* _Work instructions_
Among the entries, which lines carry the string "icon"? Copy each of them.

Dataset rows describing interfaces:
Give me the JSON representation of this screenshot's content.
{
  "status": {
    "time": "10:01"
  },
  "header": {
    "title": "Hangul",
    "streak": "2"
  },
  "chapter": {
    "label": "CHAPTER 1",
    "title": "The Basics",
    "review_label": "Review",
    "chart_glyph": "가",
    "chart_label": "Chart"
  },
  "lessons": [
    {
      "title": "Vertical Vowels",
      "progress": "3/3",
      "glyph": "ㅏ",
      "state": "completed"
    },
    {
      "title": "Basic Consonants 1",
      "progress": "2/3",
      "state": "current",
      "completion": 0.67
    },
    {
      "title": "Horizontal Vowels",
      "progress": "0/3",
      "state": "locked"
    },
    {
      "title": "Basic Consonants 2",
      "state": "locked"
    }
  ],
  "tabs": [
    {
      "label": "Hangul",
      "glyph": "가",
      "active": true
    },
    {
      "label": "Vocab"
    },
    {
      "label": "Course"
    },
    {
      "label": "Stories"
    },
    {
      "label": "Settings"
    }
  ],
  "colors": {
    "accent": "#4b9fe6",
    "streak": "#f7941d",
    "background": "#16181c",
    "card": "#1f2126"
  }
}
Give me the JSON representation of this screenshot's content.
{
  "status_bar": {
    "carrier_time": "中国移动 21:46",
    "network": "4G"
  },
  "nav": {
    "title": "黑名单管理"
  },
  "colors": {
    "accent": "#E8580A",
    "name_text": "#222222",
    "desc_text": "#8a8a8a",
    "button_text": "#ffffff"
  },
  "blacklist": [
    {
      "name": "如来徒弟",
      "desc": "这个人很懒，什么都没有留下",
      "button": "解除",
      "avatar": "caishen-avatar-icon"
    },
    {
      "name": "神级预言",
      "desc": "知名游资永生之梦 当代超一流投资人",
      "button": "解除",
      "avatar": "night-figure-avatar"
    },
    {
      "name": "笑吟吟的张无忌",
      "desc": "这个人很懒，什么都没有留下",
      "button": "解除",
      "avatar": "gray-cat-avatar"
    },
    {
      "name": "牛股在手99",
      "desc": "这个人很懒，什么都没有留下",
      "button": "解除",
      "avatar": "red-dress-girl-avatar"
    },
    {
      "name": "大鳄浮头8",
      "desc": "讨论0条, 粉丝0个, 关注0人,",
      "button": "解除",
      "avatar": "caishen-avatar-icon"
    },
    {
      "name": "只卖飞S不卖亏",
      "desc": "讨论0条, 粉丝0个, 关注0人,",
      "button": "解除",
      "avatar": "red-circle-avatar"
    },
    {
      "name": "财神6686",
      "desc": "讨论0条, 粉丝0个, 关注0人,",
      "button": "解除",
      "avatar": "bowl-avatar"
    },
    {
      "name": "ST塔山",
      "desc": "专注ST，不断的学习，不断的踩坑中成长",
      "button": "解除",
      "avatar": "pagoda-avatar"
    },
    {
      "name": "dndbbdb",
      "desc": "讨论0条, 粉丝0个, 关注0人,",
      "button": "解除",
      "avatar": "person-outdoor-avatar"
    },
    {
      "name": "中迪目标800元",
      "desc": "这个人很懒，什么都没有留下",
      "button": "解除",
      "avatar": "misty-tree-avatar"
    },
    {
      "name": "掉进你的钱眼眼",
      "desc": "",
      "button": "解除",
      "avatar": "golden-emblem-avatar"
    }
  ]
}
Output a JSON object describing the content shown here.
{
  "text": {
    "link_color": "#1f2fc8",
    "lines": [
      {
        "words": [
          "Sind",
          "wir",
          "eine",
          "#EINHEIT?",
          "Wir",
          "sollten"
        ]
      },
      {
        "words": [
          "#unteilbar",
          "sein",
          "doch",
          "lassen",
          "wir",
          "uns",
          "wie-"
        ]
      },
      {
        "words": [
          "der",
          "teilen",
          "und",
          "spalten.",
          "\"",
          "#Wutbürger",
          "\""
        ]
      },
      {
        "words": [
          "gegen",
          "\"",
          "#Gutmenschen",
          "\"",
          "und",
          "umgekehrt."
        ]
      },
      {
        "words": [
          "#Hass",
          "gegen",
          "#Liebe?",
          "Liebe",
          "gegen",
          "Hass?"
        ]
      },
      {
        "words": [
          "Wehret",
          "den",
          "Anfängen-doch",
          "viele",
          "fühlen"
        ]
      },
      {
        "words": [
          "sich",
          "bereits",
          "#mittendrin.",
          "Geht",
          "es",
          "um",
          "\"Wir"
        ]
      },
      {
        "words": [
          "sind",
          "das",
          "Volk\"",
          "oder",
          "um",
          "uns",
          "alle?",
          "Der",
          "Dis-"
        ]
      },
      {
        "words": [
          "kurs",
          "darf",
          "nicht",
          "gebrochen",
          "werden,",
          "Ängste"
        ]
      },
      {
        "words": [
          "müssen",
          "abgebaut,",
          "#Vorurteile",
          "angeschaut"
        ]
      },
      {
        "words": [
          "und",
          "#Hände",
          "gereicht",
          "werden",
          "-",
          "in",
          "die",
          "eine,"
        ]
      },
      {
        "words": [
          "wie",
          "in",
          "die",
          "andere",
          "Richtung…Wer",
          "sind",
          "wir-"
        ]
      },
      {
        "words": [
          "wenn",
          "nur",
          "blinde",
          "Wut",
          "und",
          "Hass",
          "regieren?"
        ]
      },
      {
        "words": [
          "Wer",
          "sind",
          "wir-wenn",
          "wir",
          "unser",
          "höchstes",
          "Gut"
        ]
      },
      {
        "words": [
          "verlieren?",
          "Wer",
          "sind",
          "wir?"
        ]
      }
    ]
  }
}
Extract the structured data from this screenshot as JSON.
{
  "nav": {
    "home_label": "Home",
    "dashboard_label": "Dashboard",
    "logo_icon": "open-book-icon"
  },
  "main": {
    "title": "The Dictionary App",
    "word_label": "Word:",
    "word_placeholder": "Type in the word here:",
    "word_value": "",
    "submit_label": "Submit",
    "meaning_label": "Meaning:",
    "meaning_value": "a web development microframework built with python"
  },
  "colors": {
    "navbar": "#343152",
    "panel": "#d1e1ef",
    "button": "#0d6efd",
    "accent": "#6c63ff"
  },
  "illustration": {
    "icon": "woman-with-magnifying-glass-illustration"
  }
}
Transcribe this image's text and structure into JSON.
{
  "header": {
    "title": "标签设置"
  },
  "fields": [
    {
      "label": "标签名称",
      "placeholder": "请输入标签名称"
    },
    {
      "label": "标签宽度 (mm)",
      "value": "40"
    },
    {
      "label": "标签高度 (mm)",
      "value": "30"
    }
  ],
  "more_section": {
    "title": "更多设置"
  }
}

* _Exercise response_
      "avatar": "caishen-avatar-icon"
      "avatar": "caishen-avatar-icon"
    "logo_icon": "open-book-icon"
    "icon": "woman-with-magnifying-glass-illustration"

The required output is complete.